Orson Welles, best known as the star, writer and director of the breakthrough motion picture "Citizen Kane," was a major figure in the worlds of cinema, theater and radio for nearly five decades.
Welles made his Broadway debut in 1934 in "Romeo and Juliet," playing both the chorus and Tybalt. In the same year, he married Chicago socialite and actress Virginia Nicholson, co-directed a four-minute motion picture called "The Hearts of Age" and gave his first radio performance.
Already a celebrated stage actor, he stunned the nation with his shockingly authentic newscast-style version of H.G. Wells' science fiction fantasy "War of the Worlds" in a radio broadcast Oct. 30, 1938.
He began shooting his first feature-length film in July 1940 — it was "Citizen Kane," the movie still proclaimed as his innovative best. He co-wrote (with Herman J. Mankiewicz), directed, produced and starred in the film, which traced the career of an American newspaper tycoon whose life paralleled in many ways that of powerful publisher William Randolph Hearst.
The movie has several times been voted the greatest film ever made by panels of cinema critics, and its innovative techniques influenced generations of filmmakers that followed. Although the film was a huge critical success, it was not a commercial hit.
During Welles' later years, he was honored again and again by the film establishment — the Academy of Motion Picture Arts and Sciences, the American Film Institute, the Directors Guild of America and at film festivals around the world.
In the '70s he made what he called "grocery money" by appearing in television commercials — most notably the Paul Masson wine spots in which he made famous the phrase "We will sell no wine before its time."
His death in 1985 brought praise from film industry figures tinged with sadness that Welles' promise was never quite realized.
"That," said veteran actor John Houseman, "is absolute bull——." The careers of Houseman and Welles began to flourish at about the same time in the 1930s, when they were close associates in some highly controversial avant-garde theatrical ventures.
"I worked with Orson some five years," Houseman said. "It was one of the most incredible experiences of my life. I knew for a certainty I was working with a genius. We can look back on his life as extraordinary. He created a number of masterpieces — in the theater the Negro 'Macbeth,' in film 'Citizen Kane' and many others. . . . The world was not very charitable to him. Maybe if people had been kinder to him, he would have done more."

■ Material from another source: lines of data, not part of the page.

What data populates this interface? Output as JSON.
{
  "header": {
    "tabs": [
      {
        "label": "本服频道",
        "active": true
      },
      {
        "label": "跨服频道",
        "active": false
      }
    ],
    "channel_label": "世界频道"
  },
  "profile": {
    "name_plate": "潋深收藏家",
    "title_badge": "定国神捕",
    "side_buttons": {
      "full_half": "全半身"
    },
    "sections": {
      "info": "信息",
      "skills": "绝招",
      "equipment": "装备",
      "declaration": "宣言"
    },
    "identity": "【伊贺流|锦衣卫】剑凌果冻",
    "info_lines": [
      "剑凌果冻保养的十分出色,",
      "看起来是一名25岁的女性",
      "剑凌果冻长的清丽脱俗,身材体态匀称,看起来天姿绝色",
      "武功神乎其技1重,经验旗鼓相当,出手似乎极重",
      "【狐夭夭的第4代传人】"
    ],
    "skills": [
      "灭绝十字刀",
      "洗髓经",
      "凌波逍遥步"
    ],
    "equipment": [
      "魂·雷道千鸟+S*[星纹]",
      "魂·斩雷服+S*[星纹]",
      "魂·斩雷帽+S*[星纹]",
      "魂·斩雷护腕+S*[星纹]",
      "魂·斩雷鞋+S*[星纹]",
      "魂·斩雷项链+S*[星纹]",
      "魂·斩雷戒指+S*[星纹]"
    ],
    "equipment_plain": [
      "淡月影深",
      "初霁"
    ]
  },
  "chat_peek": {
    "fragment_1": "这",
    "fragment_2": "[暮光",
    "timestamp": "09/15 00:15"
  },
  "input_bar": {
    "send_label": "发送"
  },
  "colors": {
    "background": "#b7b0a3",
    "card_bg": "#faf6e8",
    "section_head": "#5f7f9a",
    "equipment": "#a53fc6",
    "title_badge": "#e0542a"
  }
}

|1941||Best Original Screenplay||Citizen Kane||Win*|
|1941||Best Actor||Citizen Kane||Nomination|
|1941||Best Director||Citizen Kane||Nomination|